Adding the seven letters to five signs cost almost $5,000 – $2,200 to prepare the stone and design new stencils and $2,600 for letters and installation, which would have been incurred had Augusta been included at an earlier stage, said spokesperson Christen Carter.
More gateway signs to be installed on the Summerville, Health Sciences and Forest Hills campuses are still in the design phase, Carter said.
The $3.8 million project approved by the University System of Georgia Board of Regents last year also includes flags, posters and interior signs that will bear the name.
Many in the community were outraged in December when new signs appeared without the word Augusta. This came after school officials last summer revealed blueprints showing “Georgia Regents University Augusta” would replace “Augusta State University” on the brick pillars at the school’s entrance on Walton Way and other entry points.
The signs were supposed to be part of a compromise made in 2012 between President Ricardo Azziz and members of Save the A, a group of business people and community members opposed to the chosen name of the consolidated university.
Azziz said the GRU name would remain but that Georgia Regents University Augusta would be used by athletic teams and in the logo.
After public outcry that signs erected strayed from the original blueprints, university officials announced in late January they would redo the signs.
Save the A Chairman Nick Evans said he still does not believe university officials have lived up to their promise despite the sign change.
The agreement reached in 2012 provided that Augusta would be featured “prominently” in promotional materials and the logo.
Evans said TV commercials he has seen buries the word Augusta or doesn’t feature it at all. He said school vehicles such as the GRU Jaguar Express Bus also downplay Augusta, which doesn’t live up to the spirit of the agreement.

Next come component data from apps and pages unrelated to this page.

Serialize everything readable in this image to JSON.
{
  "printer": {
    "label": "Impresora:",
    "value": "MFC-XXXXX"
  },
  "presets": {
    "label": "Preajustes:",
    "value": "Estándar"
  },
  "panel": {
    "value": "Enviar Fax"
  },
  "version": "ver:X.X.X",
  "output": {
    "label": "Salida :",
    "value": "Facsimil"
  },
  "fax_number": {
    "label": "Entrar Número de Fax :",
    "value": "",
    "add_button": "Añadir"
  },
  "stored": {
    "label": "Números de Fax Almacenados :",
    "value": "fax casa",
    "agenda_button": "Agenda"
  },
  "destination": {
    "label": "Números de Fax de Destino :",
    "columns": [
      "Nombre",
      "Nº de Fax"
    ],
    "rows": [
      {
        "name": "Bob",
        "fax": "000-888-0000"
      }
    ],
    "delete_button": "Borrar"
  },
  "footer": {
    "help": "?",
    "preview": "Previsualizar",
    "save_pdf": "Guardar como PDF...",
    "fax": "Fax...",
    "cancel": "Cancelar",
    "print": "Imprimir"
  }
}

“I still don’t think they’re doing everything they agreed to in their compromise,” he said. “There’s still a lot of things they need to review. It’s more than signage. It’s all marketing materials. Why do they keep doing things wrong and then have to redo them? Why can’t they just do it right the first time?”